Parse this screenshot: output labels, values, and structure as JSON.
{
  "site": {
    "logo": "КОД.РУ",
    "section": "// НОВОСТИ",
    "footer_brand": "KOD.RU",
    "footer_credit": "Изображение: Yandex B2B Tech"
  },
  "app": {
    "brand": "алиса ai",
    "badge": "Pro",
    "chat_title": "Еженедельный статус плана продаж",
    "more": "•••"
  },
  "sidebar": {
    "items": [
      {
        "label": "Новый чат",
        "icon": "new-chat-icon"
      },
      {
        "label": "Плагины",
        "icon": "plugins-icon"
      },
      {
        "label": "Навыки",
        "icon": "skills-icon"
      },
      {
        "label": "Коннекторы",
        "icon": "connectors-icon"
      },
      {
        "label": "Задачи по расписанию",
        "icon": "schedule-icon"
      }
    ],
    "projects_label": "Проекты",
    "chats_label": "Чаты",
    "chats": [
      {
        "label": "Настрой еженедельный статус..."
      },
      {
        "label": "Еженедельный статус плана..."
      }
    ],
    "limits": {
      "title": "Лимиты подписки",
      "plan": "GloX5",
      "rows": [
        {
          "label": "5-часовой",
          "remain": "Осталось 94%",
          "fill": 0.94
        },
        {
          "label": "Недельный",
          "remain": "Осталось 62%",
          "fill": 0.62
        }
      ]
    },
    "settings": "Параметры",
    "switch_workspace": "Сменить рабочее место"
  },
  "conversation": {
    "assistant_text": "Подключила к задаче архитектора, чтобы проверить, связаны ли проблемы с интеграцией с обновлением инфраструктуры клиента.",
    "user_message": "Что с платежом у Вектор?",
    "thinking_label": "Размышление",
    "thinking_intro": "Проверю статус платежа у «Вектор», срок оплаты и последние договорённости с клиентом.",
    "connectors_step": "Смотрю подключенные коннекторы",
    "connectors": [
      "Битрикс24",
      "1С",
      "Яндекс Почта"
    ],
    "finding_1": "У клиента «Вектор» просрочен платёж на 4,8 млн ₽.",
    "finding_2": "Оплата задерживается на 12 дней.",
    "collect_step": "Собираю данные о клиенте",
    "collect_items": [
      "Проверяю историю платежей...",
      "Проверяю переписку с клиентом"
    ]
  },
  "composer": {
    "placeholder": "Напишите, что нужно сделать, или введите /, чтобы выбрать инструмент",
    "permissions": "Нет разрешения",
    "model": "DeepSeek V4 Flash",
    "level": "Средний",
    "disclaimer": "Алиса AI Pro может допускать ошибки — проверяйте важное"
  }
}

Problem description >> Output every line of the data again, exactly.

Worked solution >>
Parse this screenshot: output labels, values, and structure as JSON.
{
  "site": {
    "logo": "КОД.РУ",
    "section": "// НОВОСТИ",
    "footer_brand": "KOD.RU",
    "footer_credit": "Изображение: Yandex B2B Tech"
  },
  "app": {
    "brand": "алиса ai",
    "badge": "Pro",
    "chat_title": "Еженедельный статус плана продаж",
    "more": "•••"
  },
  "sidebar": {
    "items": [
      {
        "label": "Новый чат",
        "icon": "new-chat-icon"
      },
      {
        "label": "Плагины",
        "icon": "plugins-icon"
      },
      {
        "label": "Навыки",
        "icon": "skills-icon"
      },
      {
        "label": "Коннекторы",
        "icon": "connectors-icon"
      },
      {
        "label": "Задачи по расписанию",
        "icon": "schedule-icon"
      }
    ],
    "projects_label": "Проекты",
    "chats_label": "Чаты",
    "chats": [
      {
        "label": "Настрой еженедельный статус..."
      },
      {
        "label": "Еженедельный статус плана..."
      }
    ],
    "limits": {
      "title": "Лимиты подписки",
      "plan": "GloX5",
      "rows": [
        {
          "label": "5-часовой",
          "remain": "Осталось 94%",
          "fill": 0.94
        },
        {
          "label": "Недельный",
          "remain": "Осталось 62%",
          "fill": 0.62
        }
      ]
    },
    "settings": "Параметры",
    "switch_workspace": "Сменить рабочее место"
  },
  "conversation": {
    "assistant_text": "Подключила к задаче архитектора, чтобы проверить, связаны ли проблемы с интеграцией с обновлением инфраструктуры клиента.",
    "user_message": "Что с платежом у Вектор?",
    "thinking_label": "Размышление",
    "thinking_intro": "Проверю статус платежа у «Вектор», срок оплаты и последние договорённости с клиентом.",
    "connectors_step": "Смотрю подключенные коннекторы",
    "connectors": [
      "Битрикс24",
      "1С",
      "Яндекс Почта"
    ],
    "finding_1": "У клиента «Вектор» просрочен платёж на 4,8 млн ₽.",
    "finding_2": "Оплата задерживается на 12 дней.",
    "collect_step": "Собираю данные о клиенте",
    "collect_items": [
      "Проверяю историю платежей...",
      "Проверяю переписку с клиентом"
    ]
  },
  "composer": {
    "placeholder": "Напишите, что нужно сделать, или введите /, чтобы выбрать инструмент",
    "permissions": "Нет разрешения",
    "model": "DeepSeek V4 Flash",
    "level": "Средний",
    "disclaimer": "Алиса AI Pro может допускать ошибки — проверяйте важное"
  }
}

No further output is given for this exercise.